I also suppose that a different amount of votes might occasionally produce a different outcome, giving the victory to one party over another, at least when the candidate doesn't depend on a politically gerry-mandered district for all of his or her votes. But most of the time that's about it.

If people are choosing between a Republican or a Democrat, the policies after the election won't be significantly different. One tax might be replaced with another, or raised or lowered a percent or two. It might be lowered on on group of people and raised on another. Some government office might be consolidated or expanded, and a government program or two might be expanded or contracted. You might get to choose between Obamacare or Medicare, but in the end result, you're really only choosing whether Republicans or Democrats control your life.

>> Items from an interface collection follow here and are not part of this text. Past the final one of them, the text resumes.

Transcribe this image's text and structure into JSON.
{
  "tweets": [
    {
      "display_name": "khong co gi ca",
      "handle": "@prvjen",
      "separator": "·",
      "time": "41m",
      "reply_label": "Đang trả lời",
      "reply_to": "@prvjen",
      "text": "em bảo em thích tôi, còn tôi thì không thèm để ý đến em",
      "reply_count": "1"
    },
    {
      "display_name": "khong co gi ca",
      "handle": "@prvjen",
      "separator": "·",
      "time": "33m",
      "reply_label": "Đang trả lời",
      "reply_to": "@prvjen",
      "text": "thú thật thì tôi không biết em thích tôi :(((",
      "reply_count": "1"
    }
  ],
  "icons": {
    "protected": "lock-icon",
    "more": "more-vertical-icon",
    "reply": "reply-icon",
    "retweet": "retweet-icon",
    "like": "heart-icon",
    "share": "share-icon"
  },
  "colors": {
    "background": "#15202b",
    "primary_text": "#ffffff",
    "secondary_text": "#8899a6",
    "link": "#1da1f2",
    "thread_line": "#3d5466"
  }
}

That's not to say that I don't vote. I vote in every election when I find a candidate that doesn't want to control my life. It just so happens that most of the time that candidate is a Libertarian.

That's why I vote.

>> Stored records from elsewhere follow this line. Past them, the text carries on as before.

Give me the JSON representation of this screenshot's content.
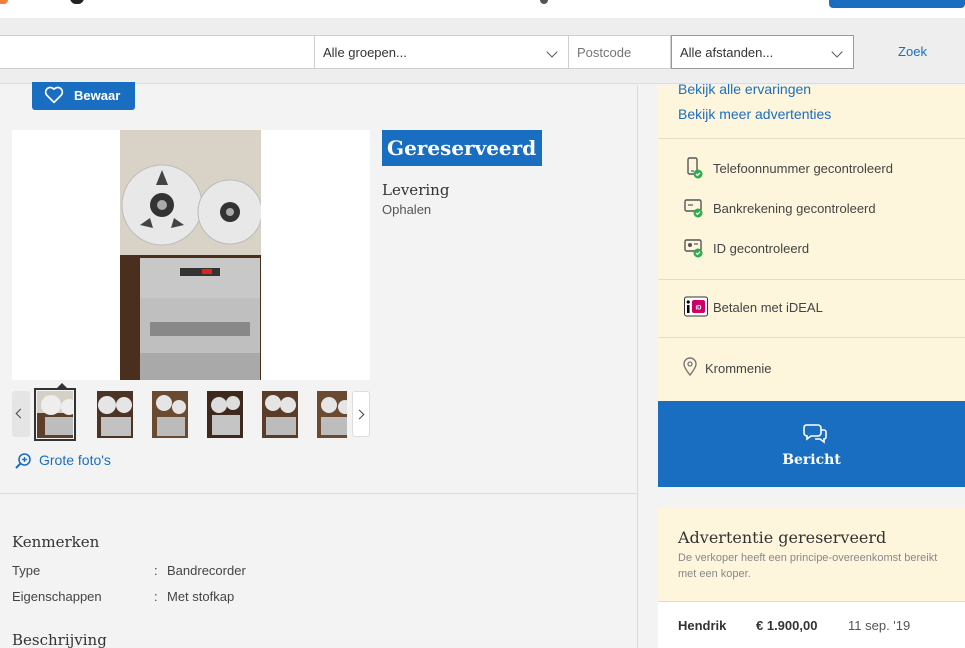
{
  "search": {
    "group_select": "Alle groepen...",
    "postcode_placeholder": "Postcode",
    "distance_select": "Alle afstanden...",
    "search_button": "Zoek"
  },
  "listing": {
    "save_button": "Bewaar",
    "status": "Gereserveerd",
    "delivery_heading": "Levering",
    "delivery_method": "Ophalen",
    "photos_link": "Grote foto's",
    "thumbnail_count": 6
  },
  "features": {
    "heading": "Kenmerken",
    "rows": [
      {
        "label": "Type",
        "value": "Bandrecorder"
      },
      {
        "label": "Eigenschappen",
        "value": "Met stofkap"
      }
    ],
    "separator": ":"
  },
  "description": {
    "heading": "Beschrijving"
  },
  "seller": {
    "links": [
      "Bekijk alle ervaringen",
      "Bekijk meer advertenties"
    ],
    "verifications": [
      "Telefoonnummer gecontroleerd",
      "Bankrekening gecontroleerd",
      "ID gecontroleerd"
    ],
    "payment": "Betalen met iDEAL",
    "ideal_logo_text": "iD",
    "location": "Krommenie",
    "message_button": "Bericht"
  },
  "reservation": {
    "title": "Advertentie gereserveerd",
    "subtitle": "De verkoper heeft een principe-overeenkomst bereikt met een koper.",
    "buyer": "Hendrik",
    "price": "€ 1.900,00",
    "date": "11 sep. '19"
  },
  "colors": {
    "accent": "#1a6ec2",
    "sidebar_bg": "#fdf6dc",
    "verified_check": "#2eab4b",
    "ideal_pink": "#cc0066"
  }
}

Not just because.

Saturday, November 05, 2011

Like I always said...

On my very first day of first grade at Millville Grade School, our bus driver, Howard Tucker, picked me up in the morning and brought me back home that afternoon. 12 years later he was still hauling me to school in the morning and bringing me back home in the afternoon. Early on, my Mom had told my old buddy Stinky Wilmont and me that Howard was also her bus driver when she was in school, so Stinky and I kind of assumed that Mr. Tucker had always driven a school bus. I guess "always" isn't near as long when you're six years old.

When I was growing up, one of our farmer neighbors up towards Mooreland raised tomatoes. As far as I knew, he and his family had always raised tomatoes. He told me the other day they weren't going to raise tomatoes anymore. I also found that they hadn't always raised tomatoes. Apparently they had been raising them for 44 years. They raised about 200,000 tons of tomatoes in that amount of time. That's about 400 million pounds of tomatoes. As near as I could figure, that's about 312,454,680 bottles of ketchup, give or take a couple of bottles or so, or about 1 bottle of ketchup for every man, woman, and child in the United States.

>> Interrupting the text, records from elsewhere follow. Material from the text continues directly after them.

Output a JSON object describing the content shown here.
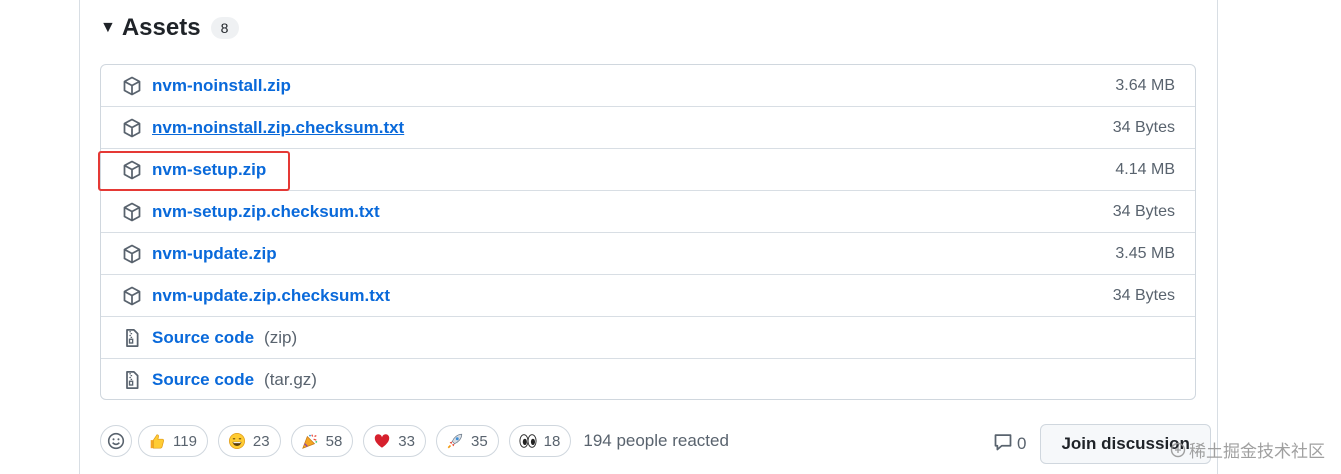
{
  "assets": {
    "caret_icon": "triangle-down-icon",
    "title": "Assets",
    "count": "8",
    "items": [
      {
        "name": "nvm-noinstall.zip",
        "size": "3.64 MB",
        "icon": "package-icon"
      },
      {
        "name": "nvm-noinstall.zip.checksum.txt",
        "size": "34 Bytes",
        "icon": "package-icon"
      },
      {
        "name": "nvm-setup.zip",
        "size": "4.14 MB",
        "icon": "package-icon"
      },
      {
        "name": "nvm-setup.zip.checksum.txt",
        "size": "34 Bytes",
        "icon": "package-icon"
      },
      {
        "name": "nvm-update.zip",
        "size": "3.45 MB",
        "icon": "package-icon"
      },
      {
        "name": "nvm-update.zip.checksum.txt",
        "size": "34 Bytes",
        "icon": "package-icon"
      },
      {
        "name": "Source code",
        "ext": "(zip)",
        "icon": "file-zip-icon"
      },
      {
        "name": "Source code",
        "ext": "(tar.gz)",
        "icon": "file-zip-icon"
      }
    ]
  },
  "reactions": {
    "items": [
      {
        "emoji": "thumbs-up",
        "count": "119"
      },
      {
        "emoji": "grinning-face",
        "count": "23"
      },
      {
        "emoji": "party-popper",
        "count": "58"
      },
      {
        "emoji": "heart",
        "count": "33"
      },
      {
        "emoji": "rocket",
        "count": "35"
      },
      {
        "emoji": "eyes",
        "count": "18"
      }
    ],
    "summary": "194 people reacted"
  },
  "discussion": {
    "comment_count": "0",
    "join_label": "Join discussion"
  },
  "watermark": "稀土掘金技术社区",
  "colors": {
    "link": "#0969da",
    "muted": "#59636e",
    "border": "#d0d7de",
    "highlight": "#e53935"
  }
}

I imagine that that a lot of people involved with that farm thought they had always raised tomatoes, or at least thought it seemed that way. Certainly they had been raising them longer than some of those people have been alive. And while they won't be raising them anymore, I'm pretty sure that someone else will. At least I'm confident enough that I'm not going to start stockpiling any ketchup.

I saw a clip from the television show "Meet the Press" the other day, where host David Gregory was interviewing one of the GOP presidential candidates, Ron Paul. When Mr. Paul mentioned getting the federal government out of the housing market, Mr. Gregory replied "But the governments always had a role in housing". I have no doubt that Mr. Gregory believes that. The government has probably been involved in housing for as long as he can remember.

It's hard to think of very much that the government isn't involved in these days, and the government has been involved in most of it for as long as most of us can remember. I don't imagine there are very many people who can remember when we didn't have an income tax. And there are getting to be fewer all the time who can remember when Social Security and Medicare weren't a fact of life.

The federal government is currently the provider and administrator of hundreds of social and service programs. Contrary to what a lot of people believe, it hasn't always been that way. (Prior to 1913, unless we were at war, most people were blissfully unaware of the federal government.) The cost of those programs has put the government currently $15 trillion in debt, with untold trillions of dollars more debt facing taxpayers in the near future, in the form of promised but unfunded benefits and pensions.

Nobody knows for sure when the government will run out of credit, or no longer be able to collect enough revenue to continue funding all of its programs, or which programs will be reduced or eliminated first, but the government can't always continue to do what many people believe it has always done.

When you spend more than you make it eventually catches up with you.

It always does.